Two Arab youths passed the shop, their heads shaved up to ear-top level, and above that their waxed jet-black hair standing rigidly on end as mustard-and-cress does in a tray. This style is all the rage in Lebanon at present. This barber’s would not have been for these youths.
I studied each passer-by. In Beirut they look as different from each other as pedestrians do in London. It was the beginning of Lent and I noticed how many of the Lebanese — Maronite Christians I suppose — had their foreheads charcoaled or inked with a Lenten cross. Some have church bells as their smartphone ringtone. I suppose it’s a way of asserting your religious identity.
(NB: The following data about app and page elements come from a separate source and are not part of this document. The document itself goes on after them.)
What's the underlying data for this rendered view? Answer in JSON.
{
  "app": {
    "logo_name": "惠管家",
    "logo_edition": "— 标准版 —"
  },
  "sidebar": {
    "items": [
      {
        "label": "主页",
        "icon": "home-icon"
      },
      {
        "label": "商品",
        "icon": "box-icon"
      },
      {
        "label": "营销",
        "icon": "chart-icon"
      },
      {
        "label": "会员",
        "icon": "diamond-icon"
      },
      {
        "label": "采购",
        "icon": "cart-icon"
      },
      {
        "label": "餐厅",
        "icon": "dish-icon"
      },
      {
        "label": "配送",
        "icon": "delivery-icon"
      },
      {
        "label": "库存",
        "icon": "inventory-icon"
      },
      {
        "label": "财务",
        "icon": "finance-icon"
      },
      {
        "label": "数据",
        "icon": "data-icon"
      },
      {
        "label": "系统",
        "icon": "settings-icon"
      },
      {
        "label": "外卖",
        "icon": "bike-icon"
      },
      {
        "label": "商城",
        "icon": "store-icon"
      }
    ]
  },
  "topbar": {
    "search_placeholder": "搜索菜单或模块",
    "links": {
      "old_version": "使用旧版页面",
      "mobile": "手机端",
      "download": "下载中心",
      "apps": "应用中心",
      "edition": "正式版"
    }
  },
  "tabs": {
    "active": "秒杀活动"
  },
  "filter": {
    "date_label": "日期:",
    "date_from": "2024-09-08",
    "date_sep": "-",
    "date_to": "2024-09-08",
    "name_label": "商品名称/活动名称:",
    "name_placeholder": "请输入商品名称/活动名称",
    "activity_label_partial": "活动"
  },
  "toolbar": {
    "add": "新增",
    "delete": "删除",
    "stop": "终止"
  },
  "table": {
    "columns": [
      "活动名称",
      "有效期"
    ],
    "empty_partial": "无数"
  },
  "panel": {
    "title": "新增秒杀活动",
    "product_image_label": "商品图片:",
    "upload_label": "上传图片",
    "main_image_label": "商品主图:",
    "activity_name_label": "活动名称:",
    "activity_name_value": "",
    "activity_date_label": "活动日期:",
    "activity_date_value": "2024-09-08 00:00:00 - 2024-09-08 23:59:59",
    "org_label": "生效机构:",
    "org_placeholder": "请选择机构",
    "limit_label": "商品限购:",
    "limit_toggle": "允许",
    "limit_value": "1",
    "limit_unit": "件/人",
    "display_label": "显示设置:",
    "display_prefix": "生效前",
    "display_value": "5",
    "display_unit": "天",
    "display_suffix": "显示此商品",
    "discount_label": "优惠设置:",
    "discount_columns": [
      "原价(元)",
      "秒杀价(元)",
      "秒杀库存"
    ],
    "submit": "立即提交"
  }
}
Perhaps keen Leavers and Remainers in Britain should ink our foreheads with an L or R.
A baker’s tricycle scooter-van put-putted past carrying what looked like a clothes rack, and on it dozens of sesame loaves shaped and baked to be hung like little suitcases, each with a handle-hole at the top. An itinerant shoe cleaner walked by, and tried to persuade me my shoes needed shining. Next came a chewing-gum seller, who crossed the road to a group of middle-aged men and — astonishingly — made a sale.
And now, across the road outside a corner store, two men had emerged screaming and shouting at each other. Two friends held them back to stop a fight. Both assailants had completely lost it. This was so sudden, this morning eruption of violence.
‘Just when you think you’ve hit bottom,’ wrote our former ambassador to the Lebanon Tom Fletcher, in a passionate, showy but unforgettable love letter of a valedictory blog, ‘you hear a faint knocking sound from below.’
The barber never came back. I stared around. Buildings were a sometimes bullet-pocked hodgepodge of colonial French and 20th-century concrete. Everywhere the concrete was gashed with black mould. But that’s how concrete does stain, in the rain. Visitors to Beirut must learn to love the stains.